═══ Records for this exercise ═══

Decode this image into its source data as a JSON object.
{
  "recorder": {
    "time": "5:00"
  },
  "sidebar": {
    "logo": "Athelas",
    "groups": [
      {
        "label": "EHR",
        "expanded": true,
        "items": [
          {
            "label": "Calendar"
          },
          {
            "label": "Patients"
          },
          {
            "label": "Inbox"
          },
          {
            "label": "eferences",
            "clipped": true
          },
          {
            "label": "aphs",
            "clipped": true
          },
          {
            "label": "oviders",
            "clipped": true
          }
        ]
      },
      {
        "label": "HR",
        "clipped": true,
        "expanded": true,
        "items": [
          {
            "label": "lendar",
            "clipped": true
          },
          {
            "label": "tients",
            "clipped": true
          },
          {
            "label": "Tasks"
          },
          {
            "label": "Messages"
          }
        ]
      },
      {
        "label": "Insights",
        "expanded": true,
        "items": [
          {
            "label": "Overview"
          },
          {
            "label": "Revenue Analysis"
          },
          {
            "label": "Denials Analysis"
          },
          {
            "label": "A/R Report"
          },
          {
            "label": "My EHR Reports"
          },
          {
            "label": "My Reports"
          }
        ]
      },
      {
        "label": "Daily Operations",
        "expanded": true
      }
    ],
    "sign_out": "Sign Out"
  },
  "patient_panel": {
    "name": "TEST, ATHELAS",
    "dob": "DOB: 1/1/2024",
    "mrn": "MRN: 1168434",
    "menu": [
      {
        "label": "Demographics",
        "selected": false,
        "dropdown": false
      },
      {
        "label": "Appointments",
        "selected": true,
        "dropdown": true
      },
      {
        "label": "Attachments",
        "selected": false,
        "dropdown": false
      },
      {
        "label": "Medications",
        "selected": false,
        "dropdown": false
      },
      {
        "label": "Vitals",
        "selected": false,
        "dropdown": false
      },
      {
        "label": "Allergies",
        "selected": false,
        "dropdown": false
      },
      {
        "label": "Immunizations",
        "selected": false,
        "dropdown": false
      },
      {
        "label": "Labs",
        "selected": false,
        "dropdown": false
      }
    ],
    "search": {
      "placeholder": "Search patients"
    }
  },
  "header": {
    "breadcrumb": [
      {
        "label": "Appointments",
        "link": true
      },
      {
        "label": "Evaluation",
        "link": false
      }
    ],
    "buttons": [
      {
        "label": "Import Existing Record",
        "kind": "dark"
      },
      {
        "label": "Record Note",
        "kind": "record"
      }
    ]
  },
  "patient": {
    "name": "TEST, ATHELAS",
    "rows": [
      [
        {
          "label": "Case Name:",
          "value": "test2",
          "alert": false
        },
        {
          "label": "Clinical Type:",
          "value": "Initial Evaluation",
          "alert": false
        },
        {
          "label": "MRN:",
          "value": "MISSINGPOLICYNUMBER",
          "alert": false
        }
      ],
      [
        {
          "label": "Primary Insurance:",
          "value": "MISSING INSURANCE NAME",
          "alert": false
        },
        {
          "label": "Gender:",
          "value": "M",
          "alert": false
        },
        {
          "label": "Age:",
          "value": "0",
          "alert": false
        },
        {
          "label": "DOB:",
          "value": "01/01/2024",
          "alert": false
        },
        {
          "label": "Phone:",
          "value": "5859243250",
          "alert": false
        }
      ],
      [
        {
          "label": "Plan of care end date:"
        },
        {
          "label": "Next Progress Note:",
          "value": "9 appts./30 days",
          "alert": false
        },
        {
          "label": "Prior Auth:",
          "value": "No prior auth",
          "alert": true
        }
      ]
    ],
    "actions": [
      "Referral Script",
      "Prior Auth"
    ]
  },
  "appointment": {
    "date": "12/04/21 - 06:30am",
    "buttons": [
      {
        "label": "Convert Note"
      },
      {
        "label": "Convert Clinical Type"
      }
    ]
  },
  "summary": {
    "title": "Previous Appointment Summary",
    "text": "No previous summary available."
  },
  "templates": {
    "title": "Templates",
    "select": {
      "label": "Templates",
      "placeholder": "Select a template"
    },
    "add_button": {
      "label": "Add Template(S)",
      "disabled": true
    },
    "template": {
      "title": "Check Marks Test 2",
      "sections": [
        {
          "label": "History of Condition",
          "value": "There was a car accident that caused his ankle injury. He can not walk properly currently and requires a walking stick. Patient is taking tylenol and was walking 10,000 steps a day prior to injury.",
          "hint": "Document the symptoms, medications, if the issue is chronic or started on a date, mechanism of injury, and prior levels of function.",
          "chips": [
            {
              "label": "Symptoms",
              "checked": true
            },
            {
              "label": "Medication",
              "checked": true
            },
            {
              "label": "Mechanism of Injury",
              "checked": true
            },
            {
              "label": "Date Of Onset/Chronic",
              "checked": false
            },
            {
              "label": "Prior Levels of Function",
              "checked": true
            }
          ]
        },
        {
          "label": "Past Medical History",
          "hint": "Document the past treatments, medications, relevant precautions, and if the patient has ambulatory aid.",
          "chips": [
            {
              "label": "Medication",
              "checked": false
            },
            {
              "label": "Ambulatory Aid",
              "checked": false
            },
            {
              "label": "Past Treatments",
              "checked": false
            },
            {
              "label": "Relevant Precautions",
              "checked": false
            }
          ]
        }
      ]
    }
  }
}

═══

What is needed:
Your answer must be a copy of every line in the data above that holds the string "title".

Response area:
    "title": "Previous Appointment Summary",
    "title": "Templates",
      "title": "Check Marks Test 2",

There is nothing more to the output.